Input records START

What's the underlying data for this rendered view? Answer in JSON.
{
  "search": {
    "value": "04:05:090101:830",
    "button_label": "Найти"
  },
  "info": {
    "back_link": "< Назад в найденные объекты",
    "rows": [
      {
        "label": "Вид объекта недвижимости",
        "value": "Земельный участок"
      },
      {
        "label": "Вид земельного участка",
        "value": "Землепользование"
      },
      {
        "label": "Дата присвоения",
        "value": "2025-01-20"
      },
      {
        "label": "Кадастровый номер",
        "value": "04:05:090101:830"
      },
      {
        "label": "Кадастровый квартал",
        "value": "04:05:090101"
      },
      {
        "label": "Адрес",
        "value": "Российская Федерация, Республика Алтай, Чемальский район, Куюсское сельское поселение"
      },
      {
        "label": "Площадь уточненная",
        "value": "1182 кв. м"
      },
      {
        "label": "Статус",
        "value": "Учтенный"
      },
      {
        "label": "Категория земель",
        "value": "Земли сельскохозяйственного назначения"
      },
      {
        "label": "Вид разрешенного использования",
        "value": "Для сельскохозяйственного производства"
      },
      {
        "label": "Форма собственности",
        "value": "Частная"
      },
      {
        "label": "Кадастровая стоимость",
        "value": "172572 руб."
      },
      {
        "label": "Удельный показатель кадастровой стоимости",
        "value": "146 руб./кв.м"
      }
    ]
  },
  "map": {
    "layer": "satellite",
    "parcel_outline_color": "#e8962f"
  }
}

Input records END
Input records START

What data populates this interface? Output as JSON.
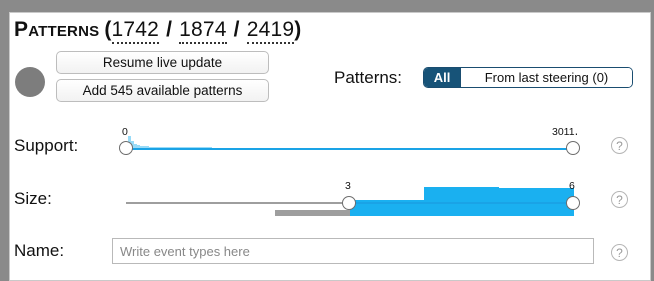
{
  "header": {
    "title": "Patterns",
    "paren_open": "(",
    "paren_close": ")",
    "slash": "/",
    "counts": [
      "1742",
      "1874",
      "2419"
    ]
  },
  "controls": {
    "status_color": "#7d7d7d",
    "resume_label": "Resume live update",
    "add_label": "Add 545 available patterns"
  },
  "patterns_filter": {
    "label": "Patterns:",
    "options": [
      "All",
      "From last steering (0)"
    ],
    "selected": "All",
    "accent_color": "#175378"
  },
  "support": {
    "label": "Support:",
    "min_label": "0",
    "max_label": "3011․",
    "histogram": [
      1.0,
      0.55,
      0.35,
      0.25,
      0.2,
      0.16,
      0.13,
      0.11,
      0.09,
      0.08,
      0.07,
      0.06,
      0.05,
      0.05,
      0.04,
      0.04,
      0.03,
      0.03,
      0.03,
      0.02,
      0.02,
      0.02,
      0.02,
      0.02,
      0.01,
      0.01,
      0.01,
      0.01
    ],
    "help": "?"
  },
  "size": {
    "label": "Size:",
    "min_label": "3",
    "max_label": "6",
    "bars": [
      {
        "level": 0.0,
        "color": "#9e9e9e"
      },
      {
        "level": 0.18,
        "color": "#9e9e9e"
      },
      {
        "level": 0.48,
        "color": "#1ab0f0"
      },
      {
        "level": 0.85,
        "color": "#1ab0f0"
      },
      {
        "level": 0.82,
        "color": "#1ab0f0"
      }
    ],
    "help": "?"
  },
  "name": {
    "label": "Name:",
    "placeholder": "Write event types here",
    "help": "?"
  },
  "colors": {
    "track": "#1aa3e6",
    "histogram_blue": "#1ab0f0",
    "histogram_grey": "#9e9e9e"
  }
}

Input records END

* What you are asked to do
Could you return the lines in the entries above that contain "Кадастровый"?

* Response to the task
        "label": "Кадастровый номер",
        "label": "Кадастровый квартал",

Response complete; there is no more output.